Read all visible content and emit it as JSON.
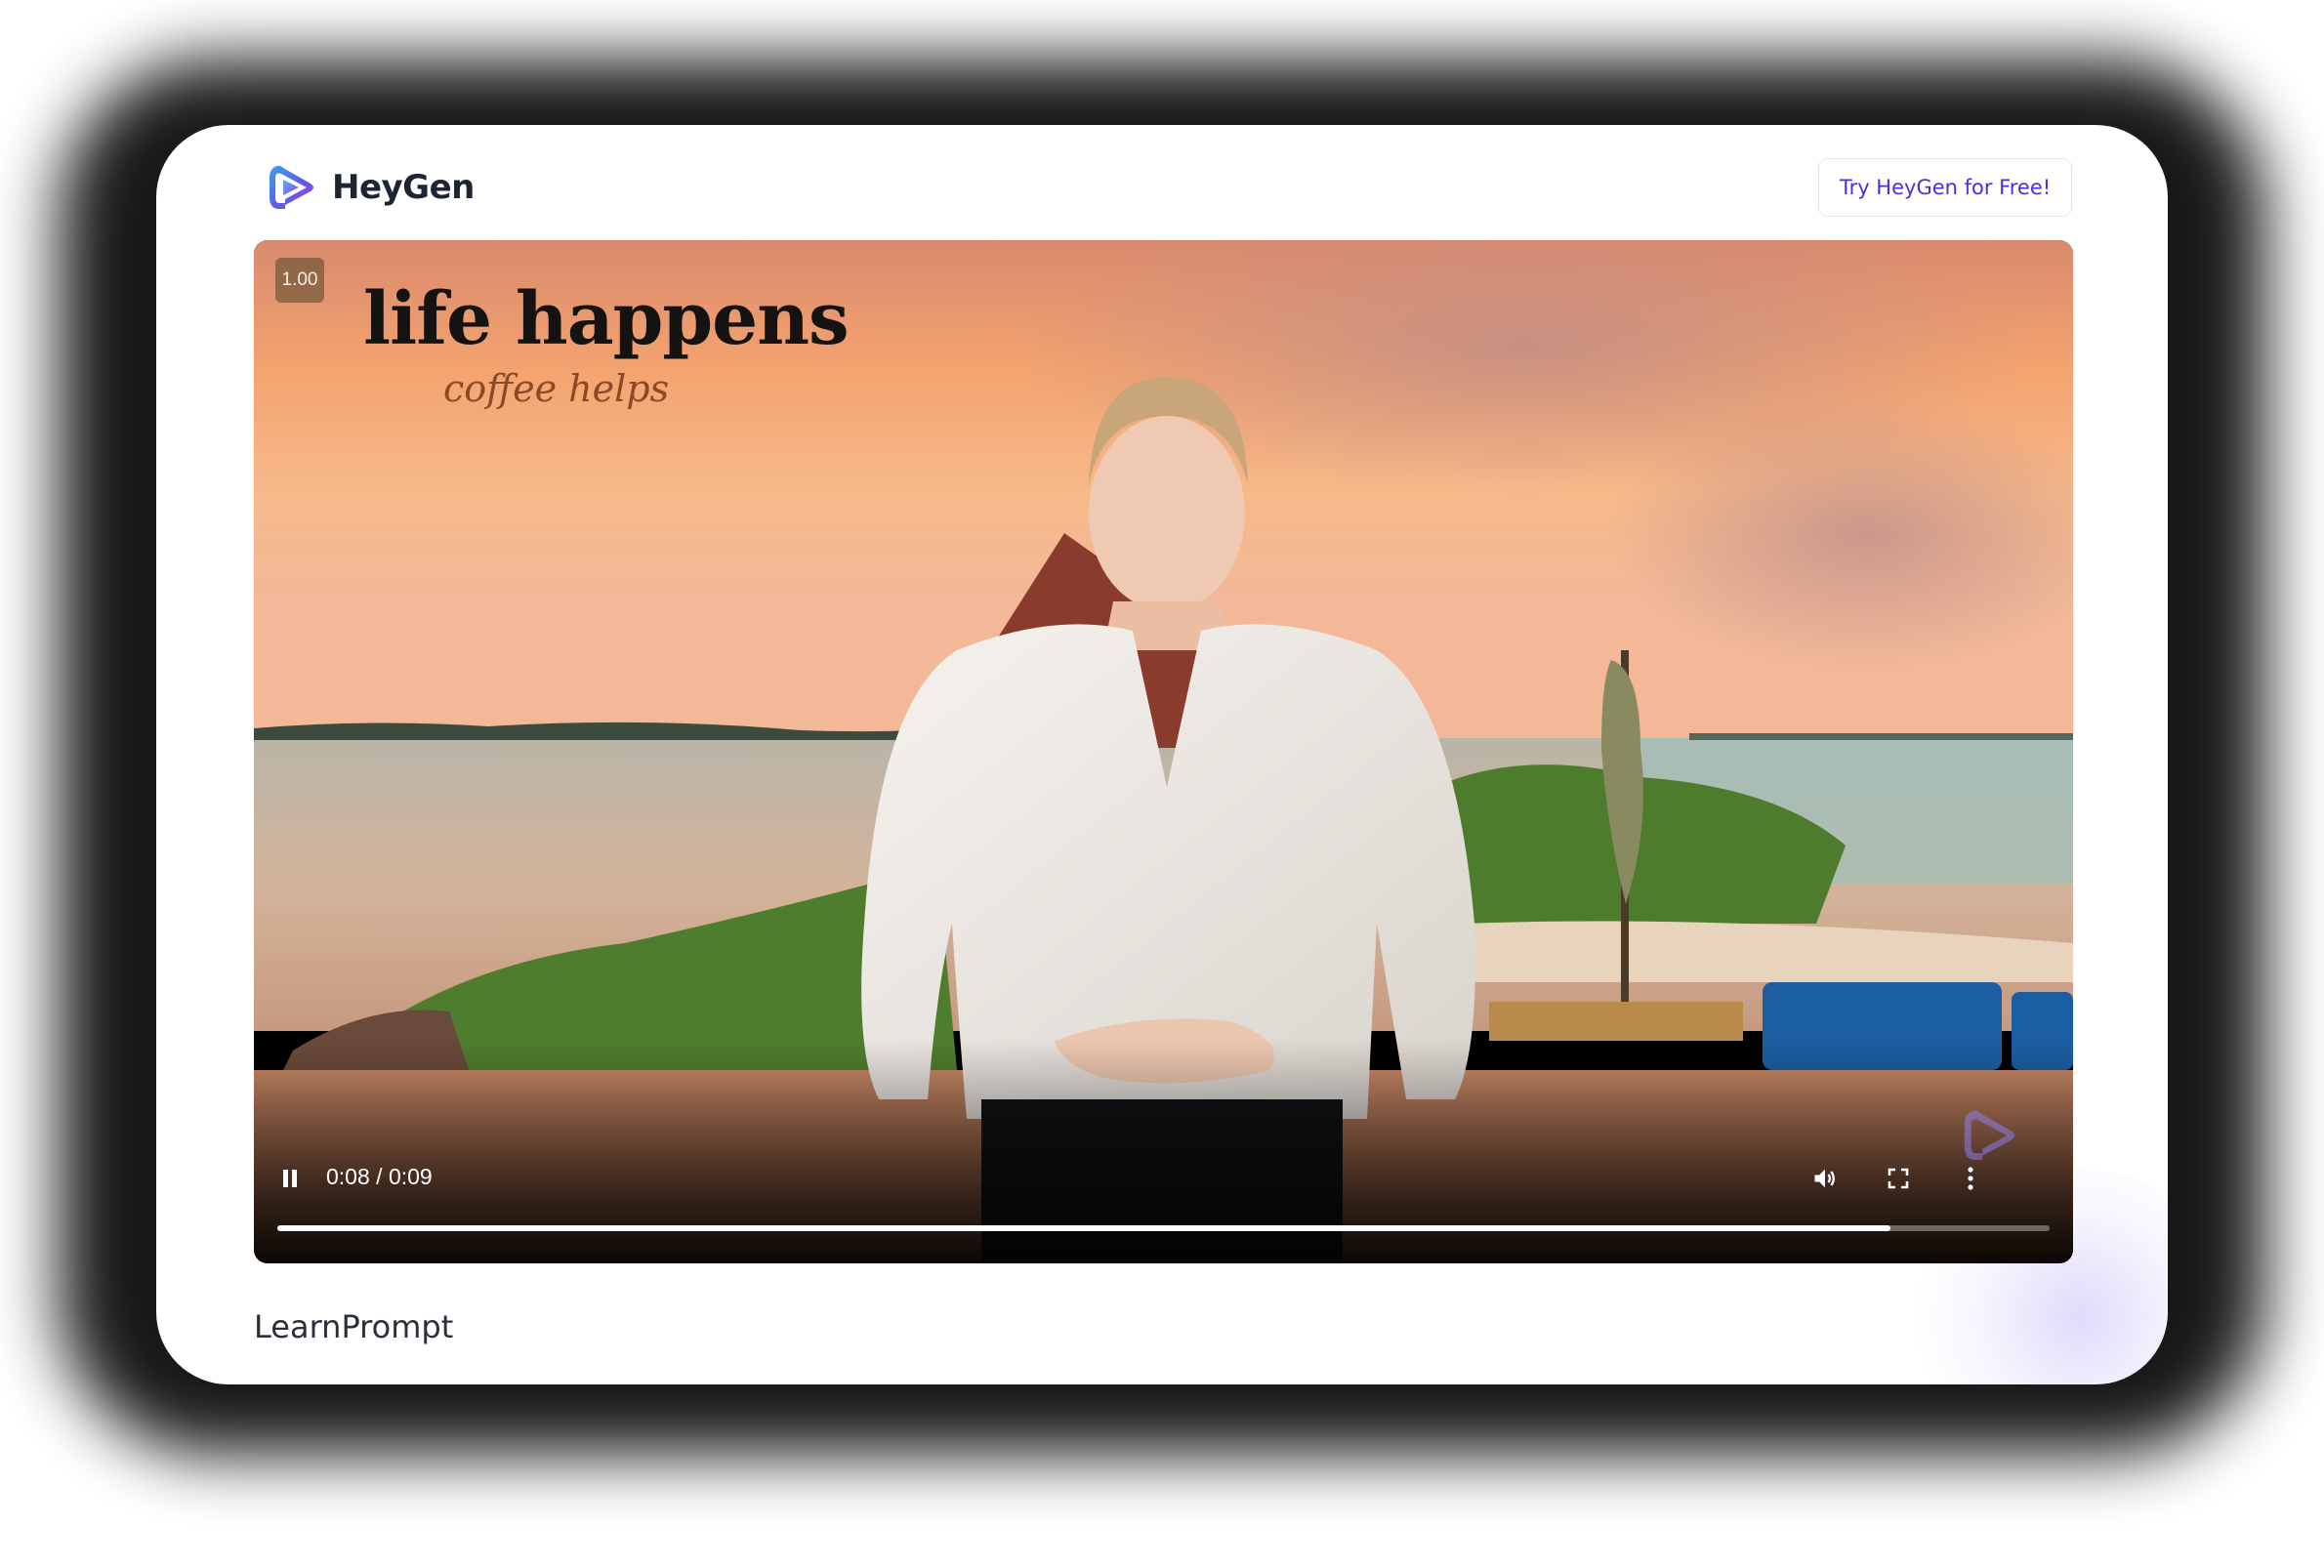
{
  "brand": {
    "name": "HeyGen",
    "cta_label": "Try HeyGen for Free!",
    "accent_color": "#4b30d8"
  },
  "player": {
    "speed_badge": "1.00",
    "overlay_title": "life happens",
    "overlay_subtitle": "coffee helps",
    "current_time": "0:08",
    "time_separator": " / ",
    "duration": "0:09",
    "progress": 0.91,
    "state": "playing",
    "icons": {
      "play_pause": "pause-icon",
      "volume": "volume-icon",
      "fullscreen": "fullscreen-icon",
      "more": "more-vertical-icon"
    }
  },
  "footer": {
    "label": "LearnPrompt"
  }
}
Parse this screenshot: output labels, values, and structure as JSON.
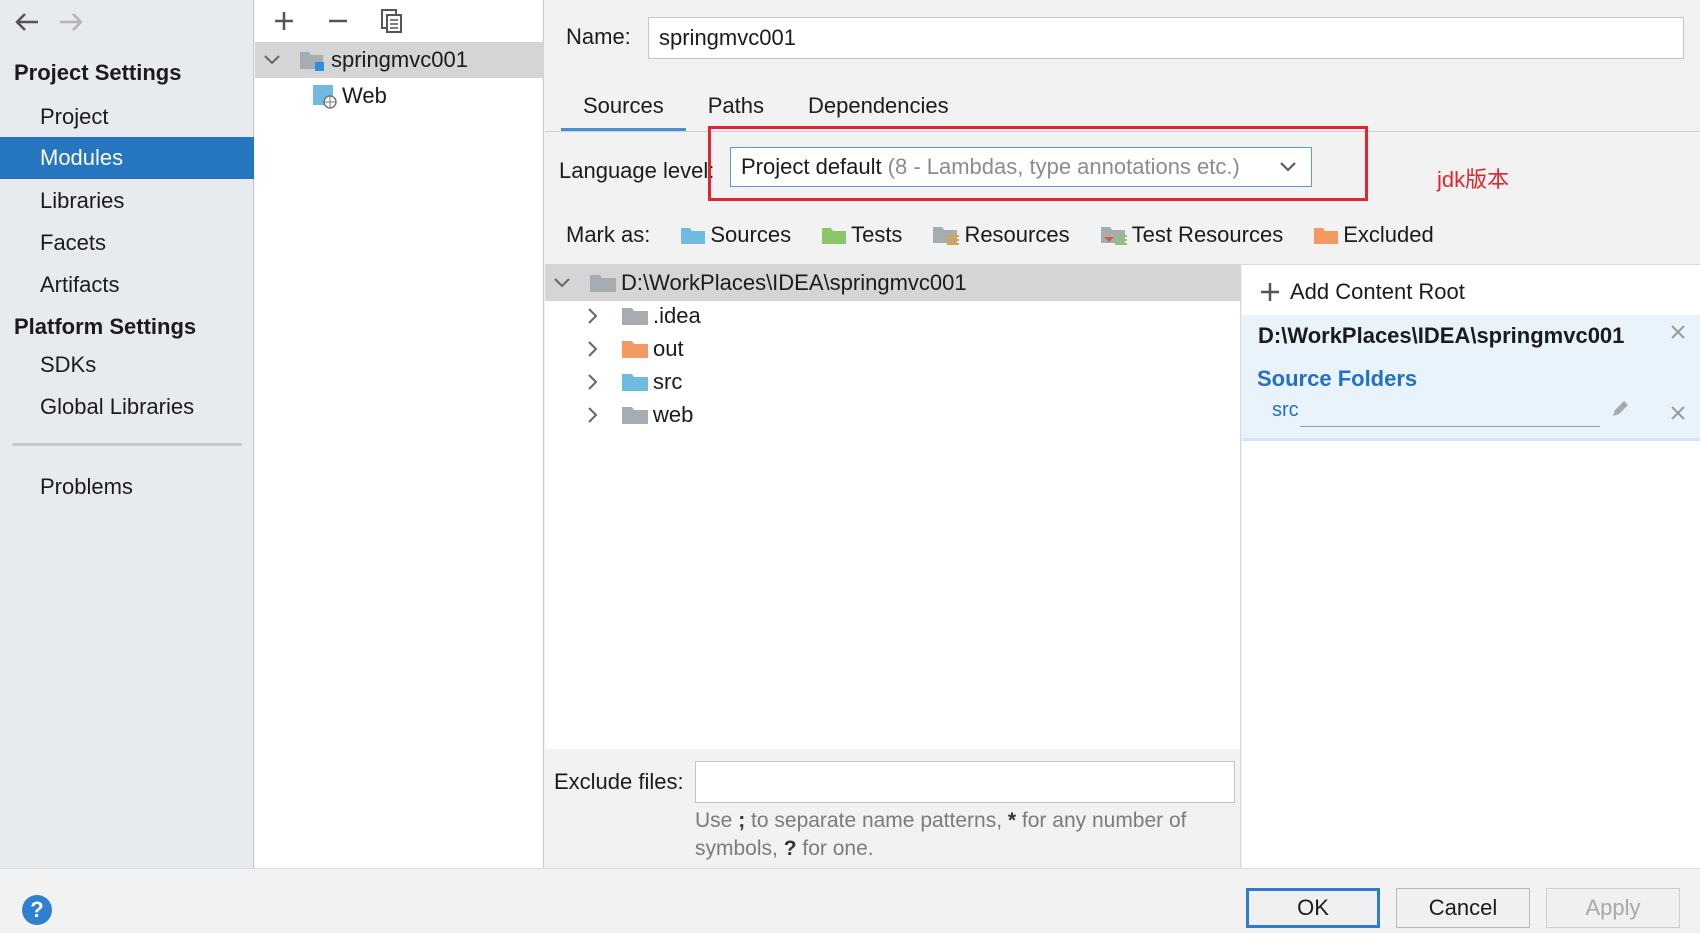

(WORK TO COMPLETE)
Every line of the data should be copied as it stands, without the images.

(SOLUTION TO THIS PROBLEM)
Read all visible content and emit it as JSON.
{
  "brand": {
    "name": "HeyGen",
    "cta_label": "Try HeyGen for Free!",
    "accent_color": "#4b30d8"
  },
  "player": {
    "speed_badge": "1.00",
    "overlay_title": "life happens",
    "overlay_subtitle": "coffee helps",
    "current_time": "0:08",
    "time_separator": " / ",
    "duration": "0:09",
    "progress": 0.91,
    "state": "playing",
    "icons": {
      "play_pause": "pause-icon",
      "volume": "volume-icon",
      "fullscreen": "fullscreen-icon",
      "more": "more-vertical-icon"
    }
  },
  "footer": {
    "label": "LearnPrompt"
  }
}
Parse this screenshot: output labels, values, and structure as JSON.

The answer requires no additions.